A completely different type of Catholic community also exists in Hollywood. The contrast between the silent, cloistered lives of the Dominican nuns and the Immaculate Heart Community is profound. Rooted in Catholic tradition, the Sisters of the Immaculate Heart of Mary came to Hollywood and founded both Immaculate Heart College (now the campus of the American Film Institute) and Immaculate Heart High School. When Vatican II issued new directives in the 1960s, the sisters followed the guidance of Pope Paul VI and reviewed their internal structure and proposed changes in how they worked, prayed, and lived. This led to a dramatic showdown with Cardinal James McIntyre, the Archbishop of Los Angeles, who staunchly opposed all of the sisters' proposed changes, leading to the order of the removal of all Immaculate Heart Sisters teaching in Los Angeles diocesan schools. McIntyre presented the Community with an ultimatum: either conform to the standards of traditional religious life or seek dispensation from vows.
It was during this turbulent time during the 1960s and 1970s, that the IHC's Sister Corita Kent gained international fame for her vibrant serigraphs. She ran the Art Department at Immaculate Heart College until 1968 when she left the Order and moved to Boston.
Sister Corita, in the center looking down, in her serigraph studio
In the end, ninety percent chose to dispense from their vows and reorganize as a non-profit community organization, the Immaculate Heart Community - a voluntary lay community. Although the process was by all accounts painful and difficult, the vision of the women who left the congregation has not only survived but today provides new and exciting models for renewal for the faithful - for Catholics and those from other faiths - and especially for women. The 'rebel nuns' blazed a trail of vibrancy and inclusiveness that is still reflected today with a membership of 165 Christian women and men - both married and single - with a diversity of culture, church affiliations, ethnicity and sexual orientation. Although their goals are similar, the IHC approach could hardly be more different to that of the cloistered nuns. The IHC works as an integrated part of the community, advocating for the marginalized, and for social and economic justice. The bold vision is evident through projects like the Kenmore Residence, a residential home for senior residents of the IHC community, Blythe Street Project, a community organizing collaboration that helps economically disadvantaged and immigrant residents, and the Corita Art Center on Franklin Avenue.

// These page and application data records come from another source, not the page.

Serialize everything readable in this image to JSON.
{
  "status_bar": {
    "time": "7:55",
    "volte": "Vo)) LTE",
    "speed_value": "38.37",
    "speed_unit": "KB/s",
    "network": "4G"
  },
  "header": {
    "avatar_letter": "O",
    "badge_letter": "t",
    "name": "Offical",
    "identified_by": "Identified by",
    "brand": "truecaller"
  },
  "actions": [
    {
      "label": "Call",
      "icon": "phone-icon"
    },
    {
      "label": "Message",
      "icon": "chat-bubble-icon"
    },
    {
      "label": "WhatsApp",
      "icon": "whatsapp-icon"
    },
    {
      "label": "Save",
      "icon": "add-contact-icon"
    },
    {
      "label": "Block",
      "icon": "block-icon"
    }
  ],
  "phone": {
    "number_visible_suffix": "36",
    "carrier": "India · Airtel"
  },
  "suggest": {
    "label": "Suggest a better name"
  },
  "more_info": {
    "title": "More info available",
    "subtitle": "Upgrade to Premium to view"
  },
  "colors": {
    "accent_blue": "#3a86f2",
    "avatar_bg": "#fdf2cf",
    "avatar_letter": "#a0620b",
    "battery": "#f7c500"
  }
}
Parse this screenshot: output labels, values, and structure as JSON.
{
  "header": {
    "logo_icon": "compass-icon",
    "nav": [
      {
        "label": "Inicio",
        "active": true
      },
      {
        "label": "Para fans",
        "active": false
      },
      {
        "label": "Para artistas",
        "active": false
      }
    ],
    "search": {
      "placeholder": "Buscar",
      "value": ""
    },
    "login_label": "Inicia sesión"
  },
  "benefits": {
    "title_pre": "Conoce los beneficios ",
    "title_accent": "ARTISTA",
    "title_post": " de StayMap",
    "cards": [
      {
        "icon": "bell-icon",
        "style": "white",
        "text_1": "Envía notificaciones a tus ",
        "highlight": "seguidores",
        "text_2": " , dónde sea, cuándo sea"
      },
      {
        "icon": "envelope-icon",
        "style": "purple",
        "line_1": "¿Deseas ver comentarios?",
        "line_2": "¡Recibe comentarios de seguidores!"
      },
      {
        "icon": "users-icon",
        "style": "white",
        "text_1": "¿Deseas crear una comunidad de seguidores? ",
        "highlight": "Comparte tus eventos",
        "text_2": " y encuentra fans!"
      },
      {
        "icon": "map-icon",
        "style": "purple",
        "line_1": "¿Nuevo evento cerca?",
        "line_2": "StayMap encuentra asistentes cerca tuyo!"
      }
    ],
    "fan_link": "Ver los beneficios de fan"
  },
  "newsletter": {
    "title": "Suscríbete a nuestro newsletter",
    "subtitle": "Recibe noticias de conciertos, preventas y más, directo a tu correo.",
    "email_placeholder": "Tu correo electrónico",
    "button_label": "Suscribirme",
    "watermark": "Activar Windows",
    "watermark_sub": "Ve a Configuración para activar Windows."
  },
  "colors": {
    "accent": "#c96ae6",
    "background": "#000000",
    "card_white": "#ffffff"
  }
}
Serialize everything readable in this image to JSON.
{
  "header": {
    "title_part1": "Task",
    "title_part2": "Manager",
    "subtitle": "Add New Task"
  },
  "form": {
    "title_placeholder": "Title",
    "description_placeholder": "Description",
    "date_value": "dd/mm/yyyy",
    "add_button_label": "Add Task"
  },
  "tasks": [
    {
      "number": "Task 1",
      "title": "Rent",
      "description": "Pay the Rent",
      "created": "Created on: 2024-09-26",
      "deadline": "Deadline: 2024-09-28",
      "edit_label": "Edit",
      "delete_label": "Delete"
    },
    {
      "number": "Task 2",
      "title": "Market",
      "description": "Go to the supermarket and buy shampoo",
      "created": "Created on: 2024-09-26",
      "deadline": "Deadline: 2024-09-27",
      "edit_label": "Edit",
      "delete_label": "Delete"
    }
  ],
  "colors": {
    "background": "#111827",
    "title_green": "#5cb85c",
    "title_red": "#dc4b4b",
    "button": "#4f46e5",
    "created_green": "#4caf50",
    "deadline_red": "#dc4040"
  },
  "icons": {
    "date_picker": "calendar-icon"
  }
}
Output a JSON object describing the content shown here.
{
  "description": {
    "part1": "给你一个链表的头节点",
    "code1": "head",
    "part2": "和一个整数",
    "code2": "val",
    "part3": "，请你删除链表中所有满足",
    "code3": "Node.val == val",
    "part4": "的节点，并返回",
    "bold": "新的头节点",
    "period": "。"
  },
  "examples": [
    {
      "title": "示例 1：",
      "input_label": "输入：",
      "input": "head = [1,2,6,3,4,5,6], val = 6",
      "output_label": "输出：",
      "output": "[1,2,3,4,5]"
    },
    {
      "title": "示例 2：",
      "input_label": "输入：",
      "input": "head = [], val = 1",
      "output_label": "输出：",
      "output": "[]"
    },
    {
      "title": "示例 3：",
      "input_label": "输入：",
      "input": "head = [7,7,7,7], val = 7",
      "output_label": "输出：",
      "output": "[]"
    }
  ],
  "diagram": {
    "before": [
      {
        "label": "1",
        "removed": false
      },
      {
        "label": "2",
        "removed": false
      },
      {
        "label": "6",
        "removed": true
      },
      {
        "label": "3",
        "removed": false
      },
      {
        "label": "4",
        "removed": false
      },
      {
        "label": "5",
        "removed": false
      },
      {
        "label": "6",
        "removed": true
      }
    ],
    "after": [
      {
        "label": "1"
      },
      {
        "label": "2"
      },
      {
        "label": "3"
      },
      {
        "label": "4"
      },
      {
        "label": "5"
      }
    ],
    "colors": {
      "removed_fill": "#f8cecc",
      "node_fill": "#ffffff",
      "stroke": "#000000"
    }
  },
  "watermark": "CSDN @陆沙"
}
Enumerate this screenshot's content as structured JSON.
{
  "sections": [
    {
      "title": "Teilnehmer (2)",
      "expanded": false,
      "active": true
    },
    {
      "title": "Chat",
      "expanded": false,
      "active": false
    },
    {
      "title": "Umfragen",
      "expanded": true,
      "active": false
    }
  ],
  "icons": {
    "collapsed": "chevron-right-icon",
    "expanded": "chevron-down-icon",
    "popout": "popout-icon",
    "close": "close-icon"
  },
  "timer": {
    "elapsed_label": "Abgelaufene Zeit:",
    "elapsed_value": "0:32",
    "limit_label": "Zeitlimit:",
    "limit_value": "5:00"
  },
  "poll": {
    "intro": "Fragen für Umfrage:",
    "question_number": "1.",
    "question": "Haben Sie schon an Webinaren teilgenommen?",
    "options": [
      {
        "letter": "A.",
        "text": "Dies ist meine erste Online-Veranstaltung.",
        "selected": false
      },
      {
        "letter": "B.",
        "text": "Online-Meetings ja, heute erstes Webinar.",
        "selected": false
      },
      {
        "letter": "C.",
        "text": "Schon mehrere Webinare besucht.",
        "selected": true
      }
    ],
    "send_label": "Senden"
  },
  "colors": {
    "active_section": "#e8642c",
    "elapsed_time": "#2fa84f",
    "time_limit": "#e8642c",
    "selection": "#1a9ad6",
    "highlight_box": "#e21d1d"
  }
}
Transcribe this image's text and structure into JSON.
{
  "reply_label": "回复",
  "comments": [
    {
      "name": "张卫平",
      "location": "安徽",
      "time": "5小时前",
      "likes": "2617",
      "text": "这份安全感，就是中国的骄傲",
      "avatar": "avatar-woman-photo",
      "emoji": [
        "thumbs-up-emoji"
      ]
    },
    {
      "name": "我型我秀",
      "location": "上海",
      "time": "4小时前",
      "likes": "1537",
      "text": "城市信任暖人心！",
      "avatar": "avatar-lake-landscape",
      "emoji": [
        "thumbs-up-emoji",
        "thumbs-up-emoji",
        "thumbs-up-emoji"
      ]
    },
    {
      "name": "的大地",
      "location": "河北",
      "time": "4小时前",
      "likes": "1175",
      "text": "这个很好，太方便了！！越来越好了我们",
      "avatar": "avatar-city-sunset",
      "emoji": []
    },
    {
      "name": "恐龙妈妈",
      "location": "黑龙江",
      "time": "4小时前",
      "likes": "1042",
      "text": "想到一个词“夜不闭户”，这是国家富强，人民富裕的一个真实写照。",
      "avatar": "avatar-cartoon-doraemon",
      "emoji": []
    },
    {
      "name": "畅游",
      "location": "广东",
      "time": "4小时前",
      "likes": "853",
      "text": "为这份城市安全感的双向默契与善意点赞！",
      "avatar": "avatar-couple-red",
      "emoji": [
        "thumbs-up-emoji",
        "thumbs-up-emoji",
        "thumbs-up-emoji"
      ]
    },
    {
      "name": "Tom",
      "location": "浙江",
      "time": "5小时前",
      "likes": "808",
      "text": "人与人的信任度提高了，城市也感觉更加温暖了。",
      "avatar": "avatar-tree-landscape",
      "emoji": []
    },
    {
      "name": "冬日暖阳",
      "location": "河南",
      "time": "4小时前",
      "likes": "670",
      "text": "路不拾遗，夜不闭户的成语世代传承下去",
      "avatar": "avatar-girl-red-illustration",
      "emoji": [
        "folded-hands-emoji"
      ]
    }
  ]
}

Residents of the Kenmore Residence
Some say the purpose of religion is to take personal contrasting experiences of faith and bring them together through a shared language. Just as Hollywood is growing and evolving, religions can evolve and grow through a collective experience. As part of the experience we call "Hollywood," it's good to know that, regardless of religion, Hollywood is keeping the faith.